Stephanie Huggins Billingsley took her love for horses and created two sanctuaries dedicated to rescuing horses. Now Billingsley has two sanctuaries, Muleshoe in Coila and Twelve Oaks in Madison.
Billingsley and her organizations, Mississippi Horses, are gearing up for their “Fun in the Country” event.
The event will take place at Muleshoe, located at 4400 County Road 23 in Coila, on Saturday, Nov. 10, from 2 p.m. until 5 p.m. Admission is $10, and there will be rides, games and a ride through the sanctuary where visitors can see the horses in their habitat. All proceeds will go toward the care of the horses and the upkeep and maintenance of the sanctuary.
If the name Huggins sounds familiar, Stephanie’s father Bunky, was a state senator for many years before his passing in 2006. A native of Greenwood, Huggins said Muleshoe is special to her because it’s on family land that’s been passed down. Now, she connects her love of family and horses there to give horses who have been abused, malnourished and neglected a new life.
“We see everything,” she said.
Billingsley said she hopes that people are educated on horses. She said there’s education out about abuse and neglect of dogs and cats but not a lot about horses. She hopes this event will give people more insight and that some of her horses find their new forever home on a range, ranch or even a stable.
She also said some horses rescued and brought to the sanctuaries were “kill buys” originally, meaning they’re purchased for slaughter and shipped to Europe.
“They eat horse meat in Europe,” she said cringing. “A lot of people don’t know that when you sell a horse at auction, you think you’re selling it to a trainer but you’re selling it to a kill buyer.”
She said she works to keep those horses safe from slaughter by bringing them the shelters to be rehabbed. She said people don’t realize how expensive a horse can be.
“They think you can just put them in the pasture. But, that’s not it. They have to be cared for, they have to be wormed, some have to be rehabbed, they have to be tamed and those costs can add up.”
Billingsley said those expenses alone are high and are sometimes too much for people to handle, so they abandon the horses.
Billingsley said some of the horses can’t be ridden but can be companion horses.
She said some horses that are purchased are drugged and when people buy them from a private seller or get them at an auction, they think they’re calm and tame but once the tranquilizer wears off, it’s a different story.

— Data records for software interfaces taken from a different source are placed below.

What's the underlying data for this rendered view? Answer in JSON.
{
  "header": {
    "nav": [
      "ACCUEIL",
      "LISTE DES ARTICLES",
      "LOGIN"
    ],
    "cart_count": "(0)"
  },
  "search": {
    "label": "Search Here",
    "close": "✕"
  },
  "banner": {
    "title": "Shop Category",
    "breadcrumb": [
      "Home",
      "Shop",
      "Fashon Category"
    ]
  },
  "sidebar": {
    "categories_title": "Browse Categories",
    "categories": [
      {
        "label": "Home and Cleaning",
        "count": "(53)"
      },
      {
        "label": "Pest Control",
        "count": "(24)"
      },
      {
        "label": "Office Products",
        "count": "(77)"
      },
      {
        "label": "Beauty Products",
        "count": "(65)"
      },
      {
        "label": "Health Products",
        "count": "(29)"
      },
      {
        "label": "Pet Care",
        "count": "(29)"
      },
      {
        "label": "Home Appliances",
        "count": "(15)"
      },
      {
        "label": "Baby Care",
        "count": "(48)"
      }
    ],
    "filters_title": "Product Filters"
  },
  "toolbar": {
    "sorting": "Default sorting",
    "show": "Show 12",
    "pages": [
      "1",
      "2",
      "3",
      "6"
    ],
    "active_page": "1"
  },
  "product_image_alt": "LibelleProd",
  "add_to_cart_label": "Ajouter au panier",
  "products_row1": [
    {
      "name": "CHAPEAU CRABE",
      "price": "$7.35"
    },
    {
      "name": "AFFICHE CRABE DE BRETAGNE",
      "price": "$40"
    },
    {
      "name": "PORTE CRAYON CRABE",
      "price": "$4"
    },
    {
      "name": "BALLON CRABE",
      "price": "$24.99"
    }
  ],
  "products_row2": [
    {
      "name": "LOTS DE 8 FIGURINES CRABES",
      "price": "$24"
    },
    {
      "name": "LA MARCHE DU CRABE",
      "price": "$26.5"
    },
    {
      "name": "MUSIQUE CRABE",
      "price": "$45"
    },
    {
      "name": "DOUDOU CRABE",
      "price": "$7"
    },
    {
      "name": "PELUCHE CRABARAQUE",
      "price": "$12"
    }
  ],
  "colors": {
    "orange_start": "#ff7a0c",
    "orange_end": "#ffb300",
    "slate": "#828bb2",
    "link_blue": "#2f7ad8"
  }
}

“They (the horse) go crazy, and people can’t tame them and don’t know how to,” she said.
Billingsley said she’s always getting calls to take in horses, and with her being the only equine facility in the state, it’s easy for her to reach capacity.
“I got a call where someone begged me to take two horses and I told her I was full, I couldn’t take them,” she said.
She said she works with law enforcement and takes horses who have been seized or left, and she works with In Defense of Animals, an animal sanctuary, that takes dogs and cats.
“When they call, I’ll take them,” she said.
Billingsley said she works with two veterinarians, one being a member of her advisory board for her Madison facility.
“He advises me when to euthanize a horse or not,” she said. “I don’t like doing that. I want to be able to rescue and rehab all the horses, but I can’t do that.”
She said some of the horses she takes in, they can’t be ridden for a reason – they are not trained.
“We have two trainers that we work with. Christie Galey stays here at Muleshoe, and she also gives horseback lessons. We allow Christie to use the horses whenever she needs them.”
That’s how Kathryn Allman became involved.
“They met because her children take lessons from Christie,” Billingsley said.
After learning more about Mississippi Horses and what the organization does, Allman wanted to get involved.
“My family has two rescues from Mississippi Horses, and I know many, many more families in the area who also have adopted horses from this organization. One of the best reasons to adopt from Mississippi horses is that the horses are fully-vetted and evaluated before they are adopted out. All those adopting animals must be approved as well, Kathryn Allman said.
Billingsley said there is an extensive list before an adoption is approved for a horse to ensure it’s going to an environment that is safe.
Allman praised Mississippi Horses for their work of matching owners.
“The rescue does a fantastic job of matching the horses with owners. For example, if a horse needs an experienced rider, Mississippi Horses makes sure that the horse doesn’t go to someone who doesn’t have the experience to safely ride and handle that animal.”
For more information about Fun in the Country, call 601-201-8522.